First underwater images of stunning Amazon Coral Reef captured by Greenpeace

Last edited 10 February 2017 at 4:04pm
29 January, 2017

Amapá state, Brazil, 29 January 2017 - Greenpeace Brazil has captured the first underwater images of the Amazon Reef, a unique 9500 km2 system of corals, sponges and rhodoliths located where the Amazon River meets the Atlantic Ocean – an area that the Brazilian government has opened for oil exploration.

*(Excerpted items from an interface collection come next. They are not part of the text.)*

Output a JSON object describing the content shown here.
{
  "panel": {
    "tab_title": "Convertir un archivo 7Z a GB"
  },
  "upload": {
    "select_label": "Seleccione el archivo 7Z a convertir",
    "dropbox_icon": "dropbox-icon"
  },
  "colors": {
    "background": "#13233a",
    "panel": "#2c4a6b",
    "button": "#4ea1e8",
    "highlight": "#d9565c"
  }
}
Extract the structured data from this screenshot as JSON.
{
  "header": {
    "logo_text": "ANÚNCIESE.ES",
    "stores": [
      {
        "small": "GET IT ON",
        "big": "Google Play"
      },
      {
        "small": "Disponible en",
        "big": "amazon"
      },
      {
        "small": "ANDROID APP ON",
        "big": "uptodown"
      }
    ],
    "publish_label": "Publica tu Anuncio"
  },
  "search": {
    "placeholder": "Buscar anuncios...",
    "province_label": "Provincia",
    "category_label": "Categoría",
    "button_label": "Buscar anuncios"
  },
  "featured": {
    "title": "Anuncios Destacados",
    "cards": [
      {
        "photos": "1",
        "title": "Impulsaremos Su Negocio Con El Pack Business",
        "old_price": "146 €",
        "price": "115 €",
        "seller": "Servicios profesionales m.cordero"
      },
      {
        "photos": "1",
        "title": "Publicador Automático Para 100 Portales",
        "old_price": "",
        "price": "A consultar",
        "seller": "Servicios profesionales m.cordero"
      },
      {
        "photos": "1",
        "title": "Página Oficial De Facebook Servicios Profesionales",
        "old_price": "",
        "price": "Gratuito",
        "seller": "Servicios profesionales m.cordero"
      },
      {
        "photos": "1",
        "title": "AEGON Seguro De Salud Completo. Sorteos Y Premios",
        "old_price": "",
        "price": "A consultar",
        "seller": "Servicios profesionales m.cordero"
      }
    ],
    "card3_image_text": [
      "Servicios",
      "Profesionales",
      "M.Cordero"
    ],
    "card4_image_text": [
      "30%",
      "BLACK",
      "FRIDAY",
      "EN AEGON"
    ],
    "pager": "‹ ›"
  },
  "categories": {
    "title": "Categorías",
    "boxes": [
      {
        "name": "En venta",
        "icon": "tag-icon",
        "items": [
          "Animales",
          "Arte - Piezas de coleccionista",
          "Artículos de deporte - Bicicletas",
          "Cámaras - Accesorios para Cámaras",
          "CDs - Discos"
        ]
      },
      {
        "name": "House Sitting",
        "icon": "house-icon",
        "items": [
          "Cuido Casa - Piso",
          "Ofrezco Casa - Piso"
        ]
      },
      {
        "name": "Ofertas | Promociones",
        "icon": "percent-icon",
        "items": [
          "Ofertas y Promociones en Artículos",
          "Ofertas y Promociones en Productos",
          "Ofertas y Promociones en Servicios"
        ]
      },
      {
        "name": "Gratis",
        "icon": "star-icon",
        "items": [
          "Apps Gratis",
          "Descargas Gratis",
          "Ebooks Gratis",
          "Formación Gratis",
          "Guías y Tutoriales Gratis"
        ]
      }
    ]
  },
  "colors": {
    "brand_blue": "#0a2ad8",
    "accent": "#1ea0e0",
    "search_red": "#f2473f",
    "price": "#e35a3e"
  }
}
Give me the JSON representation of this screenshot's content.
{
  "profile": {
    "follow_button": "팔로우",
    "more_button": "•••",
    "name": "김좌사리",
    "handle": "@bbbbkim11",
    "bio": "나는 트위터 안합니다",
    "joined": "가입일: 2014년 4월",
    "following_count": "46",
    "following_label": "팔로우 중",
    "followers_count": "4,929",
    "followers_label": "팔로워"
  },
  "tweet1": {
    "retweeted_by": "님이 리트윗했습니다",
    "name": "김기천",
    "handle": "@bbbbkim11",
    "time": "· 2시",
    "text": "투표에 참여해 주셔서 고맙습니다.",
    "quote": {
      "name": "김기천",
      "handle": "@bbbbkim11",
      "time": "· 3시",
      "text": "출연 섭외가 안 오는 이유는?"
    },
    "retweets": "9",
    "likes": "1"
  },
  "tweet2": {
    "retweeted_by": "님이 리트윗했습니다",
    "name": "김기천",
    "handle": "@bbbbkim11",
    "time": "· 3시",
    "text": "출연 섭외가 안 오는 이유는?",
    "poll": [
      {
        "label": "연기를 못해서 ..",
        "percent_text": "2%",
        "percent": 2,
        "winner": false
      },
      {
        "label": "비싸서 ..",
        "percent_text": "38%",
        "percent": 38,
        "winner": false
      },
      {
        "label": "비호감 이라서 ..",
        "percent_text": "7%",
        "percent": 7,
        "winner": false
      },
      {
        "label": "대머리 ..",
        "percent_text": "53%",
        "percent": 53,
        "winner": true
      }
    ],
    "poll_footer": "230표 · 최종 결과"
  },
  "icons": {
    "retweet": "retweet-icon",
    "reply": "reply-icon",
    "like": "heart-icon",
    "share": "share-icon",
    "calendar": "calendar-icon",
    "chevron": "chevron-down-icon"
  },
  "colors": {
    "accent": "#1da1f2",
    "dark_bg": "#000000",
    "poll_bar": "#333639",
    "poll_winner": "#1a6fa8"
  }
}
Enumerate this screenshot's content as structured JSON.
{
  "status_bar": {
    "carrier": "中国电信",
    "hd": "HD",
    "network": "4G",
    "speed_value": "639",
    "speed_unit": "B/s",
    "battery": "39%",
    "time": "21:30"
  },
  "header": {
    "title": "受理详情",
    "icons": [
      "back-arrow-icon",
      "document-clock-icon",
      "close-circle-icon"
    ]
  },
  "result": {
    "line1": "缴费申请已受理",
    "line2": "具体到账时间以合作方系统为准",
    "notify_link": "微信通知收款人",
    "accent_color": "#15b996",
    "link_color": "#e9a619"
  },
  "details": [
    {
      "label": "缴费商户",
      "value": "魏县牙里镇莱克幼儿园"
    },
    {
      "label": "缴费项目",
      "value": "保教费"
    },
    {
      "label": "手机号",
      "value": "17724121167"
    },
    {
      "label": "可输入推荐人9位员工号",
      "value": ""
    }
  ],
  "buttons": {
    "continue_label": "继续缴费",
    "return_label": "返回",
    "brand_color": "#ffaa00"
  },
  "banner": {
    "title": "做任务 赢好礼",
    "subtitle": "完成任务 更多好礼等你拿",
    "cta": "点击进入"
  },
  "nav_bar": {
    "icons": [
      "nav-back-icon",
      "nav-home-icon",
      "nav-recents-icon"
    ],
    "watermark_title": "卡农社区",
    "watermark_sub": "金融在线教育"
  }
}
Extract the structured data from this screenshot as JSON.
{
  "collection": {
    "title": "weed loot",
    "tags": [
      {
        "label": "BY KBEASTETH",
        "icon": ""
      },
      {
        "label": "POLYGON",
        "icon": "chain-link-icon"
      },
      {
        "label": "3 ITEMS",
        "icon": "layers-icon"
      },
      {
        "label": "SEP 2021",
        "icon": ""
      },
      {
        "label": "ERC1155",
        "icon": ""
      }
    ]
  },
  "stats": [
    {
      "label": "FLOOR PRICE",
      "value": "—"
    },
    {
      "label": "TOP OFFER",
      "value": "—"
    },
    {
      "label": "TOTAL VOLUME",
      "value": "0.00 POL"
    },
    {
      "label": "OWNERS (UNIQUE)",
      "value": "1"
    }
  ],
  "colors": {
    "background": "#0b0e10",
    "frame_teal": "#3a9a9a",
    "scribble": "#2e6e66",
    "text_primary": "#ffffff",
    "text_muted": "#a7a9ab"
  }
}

 A team of experts, including several oceanographers who revealed evidence of the extensive and unique reef system last year, have joined the Greenpeace ship Esperanza on an expedition to document this new biome, which runs from French Guyana to the Brazilian state of Maranhão, an area larger than the cities of São Paulo or London.[1] Oil companies Total and BP could start drilling in this area if they obtain authorization from the Brazilian government.

Greenpeace climbs British Museum on opening day of BP-sponsored “Sunken cities” exhibition

Last edited 19 May 2016 at 10:52am
19 May, 2016

London, 19 May 2016 - Greenpeace activists are scaling the British Museum in protest at oil giant BP’s sponsorship of a new blockbuster exhibition. The climbers are hanging seven huge banners down the front columns of the museum. The banners carry the names of cities and regions struck by flooding and climate change disasters.


The ‘Sunken Cities’ showcase – which opened this morning – displays artefacts recovered from two ancient cities submerged under the Mediterranean. But in what campaigners call ‘a stunning irony’ the exhibition is being used to promote oil company BP.

Sunken Cities are not a thing of the past

Posted by Elena Polisano — 19 May 2016 at 10:09am - Comments
by-nc. Credit: Jiri Rezac / Greenpeace

Right now 14 activists are scaling the British Museum to call on the institution to drop BP’s sponsorship. Here's why they're doing it.

Deepwater Horizon five year anniversary: Greenpeace reaction

Last edited 17 April 2015 at 5:15pm
17 April, 2015

In response to the five year anniversary of the Deepwater Horizon disaster in the Gulf of Mexico which killed 11 people and spilled five million barrels of oil, Ian Duff, Arctic campaigner, said:

“The Deepwater Horizon disaster was a truly shocking episode. People everywhere were stunned by the carnage the oil industry had wrought, and how incompetent it was at dealing with the disaster. There was a huge amount of anger.

Last edited 1 January 1970 at 1:00am

Russian Roulette - Investor Briefing

Last edited 20 August 2013 at 3:47pm
Publication date: 
5 November, 2012

On 22nd October BP plc announced it had agreed heads of terms to sell its 50% stake in TNK-BP - their partner in Russia for much the last troubled 15 years - to Rosneft, a company owned largely by the Russian State. BP's official announcement of the proposed deal focusses on the benefits of Rosneft's 2011 oil reserve additions and their sizeable dividend of 25%.

Download the report:

5 important lessons not learnt from Deepwater Horizon

Posted by jamie — 20 April 2012 at 5:54pm - Comments
The stricken Deepwater Horizon oil rig in the Gulf of Mexico

The second anniversary of the Deepwater Horizon disaster is upon us - and looking at the lessons the oil industry got from it, you’d think it never happened. Here are the most important points governments and oil companies didn’t learn.